Sir Alex Ferguson is hoping Wayne Rooney will return from his ankle injury a different player now that his Manchester United future has been resolved. Ferguson estimates it will be another three weeks at least before Rooney is fit to return, a timescale that would rule him out of next Wednesday's Manchester derby at Eastlands, plus England's friendly with France on 17 November.
Rooney's history suggests he will be pushing those boundaries to the limit in his desperation to play, after making just one substitute appearance in seven matches, including last night's Champions League encounter with Bursaspor in Turkey. Yet it cannot be entirely overlooked that the 25-year-old has hardly been in the best of form.
Given the performances of Dimitar Berbatov and Mexican new-boy Javier Hernandez, there is even an argument Rooney may have to be patient and wait for his opportunity to shine.
However, Ferguson feels his star striker may come back a new man, with the pressure of contract talks now over and a lucrative five-year deal in his back pocket.
"I think that this has been preying on his mind," Ferguson said. "I don't know the reason for his loss of form because it started in the World Cup [during the summer]. Whether some clubs have been filling his head in that period to affect him, we don't know.

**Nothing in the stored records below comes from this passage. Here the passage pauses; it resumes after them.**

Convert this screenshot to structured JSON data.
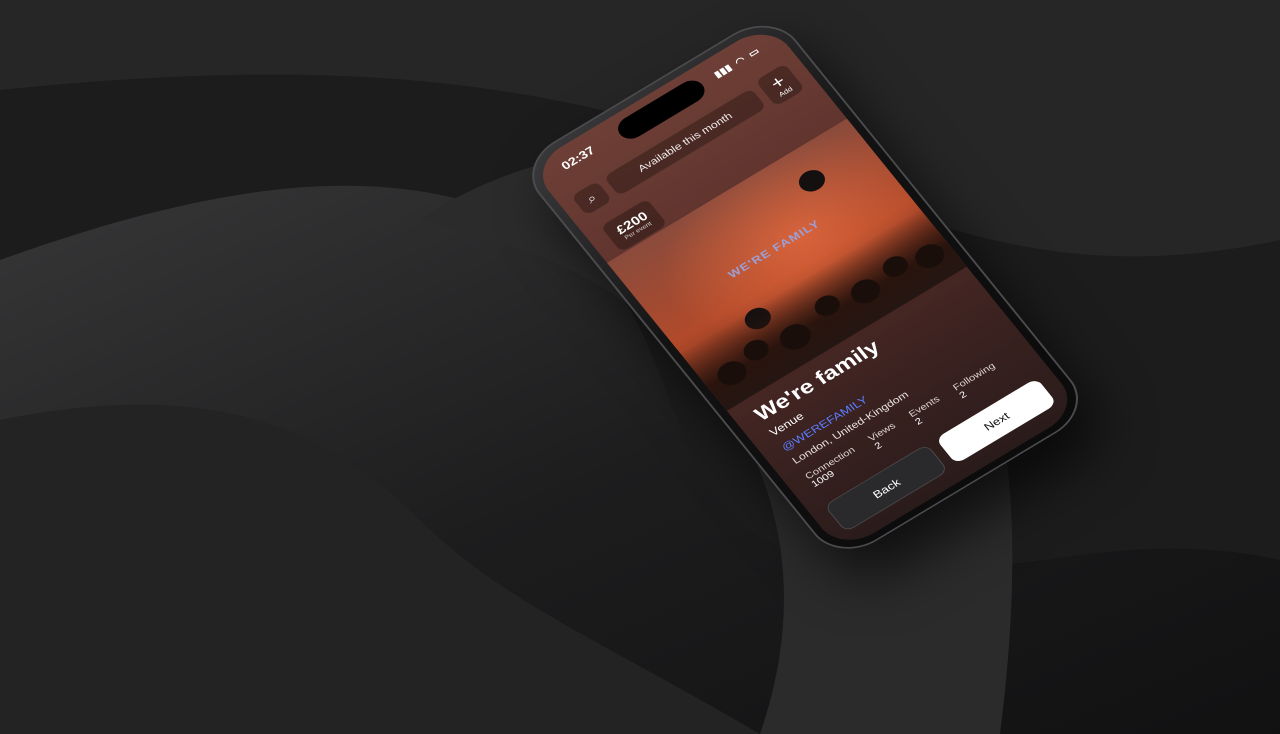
{
  "status": {
    "time": "02:37"
  },
  "header": {
    "availability": "Available this month",
    "add_label": "Add"
  },
  "price": {
    "amount": "£200",
    "unit": "Per event"
  },
  "banner": "WE'RE FAMILY",
  "profile": {
    "name": "We're family",
    "type": "Venue",
    "handle": "@WEREFAMILY",
    "location": "London, United-Kingdom"
  },
  "stats": [
    {
      "label": "Connection",
      "value": "1009"
    },
    {
      "label": "Views",
      "value": "2"
    },
    {
      "label": "Events",
      "value": "2"
    },
    {
      "label": "Following",
      "value": "2"
    }
  ],
  "actions": {
    "back": "Back",
    "next": "Next"
  }
}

I have not asked him that.
"The important thing is for us to put it behind us and move on. But certainly something has been troubling him."
Rooney has not scored a goal for United in open play since March, his only strike this term coming from the penalty spot against West Ham United at the end of August.
It is a quite remarkable change in fortunes for a player who was lighting up the world stage 12 months ago, already well on his way to an impressive 34-goal haul before he suffered an ankle injury in the Champions League against Bayern Munich, after which he has not been the same player.
Yet the United supporters stuck loyally by their man, which is why his comments about the club's prospects for the future amid that contract furore were so startling.
The reaction was quick, with supporters besieging phone-ins and message boards expressing their distaste for the player's stance. And Ferguson believes it played a major role in Rooney's swift U-turn.
"Wayne obviously had some advice from people, but he has also realised the magnitude of Manchester United," the manager said. "I think that [the supporters' reaction] was definitely a part of it.
"He won't have enjoyed that. You know, nobody enjoys that sort of attention. Especially after the supporters have idolised him from the minute he's come here and done nothing but support him through thick and thin. He would have been taken aback by that. There's no doubt about that."
Ferguson defended fellow managers Tony Pulis of Stoke and Wolverhampton's Mick McCarthy against the charge that their teams are too aggressive.
Fulham captain Danny Murphy made the claim last month, causing a storm of protest from the men concerned, which also included Blackburn manager Sam Allardyce.
As someone whose own United team have successfully overcome Stoke and Wolves – who visit Old Trafford in the Premier League on Saturday – over the past 10 days, Ferguson is uniquely placed to assess the two sides and the Scot does not feel Pulis and McCarthy are guilty of any crime beyond wanting the best for their teams.
"It is an insult to the managers of the teams, because you couldn't get two more honest guys than Tony Pulis and Mick McCarthy," he said. "Their job is to get their players committed and motivated. There is nothing wrong with that. I know more about Tony Pulis' team because they have been in the league longer. They have always been honest.
"Mick was an aggressive player himself and his teams play in a similar way but you don't get punished for that. You can't say they are any different from any team that's come out of the Championship to survive in the Premier League.
"Sometimes it takes years to get to the next level of play and maintain that higher standard."
Known for his own aggressive style during his playing days in Scotland, Ferguson does not believe current standards come close to comparing with what he was used to.
"The players are babies now," he said. "In my day, you had to hit someone with a hatchet before a referee booked you. It's a different game now."Reuse content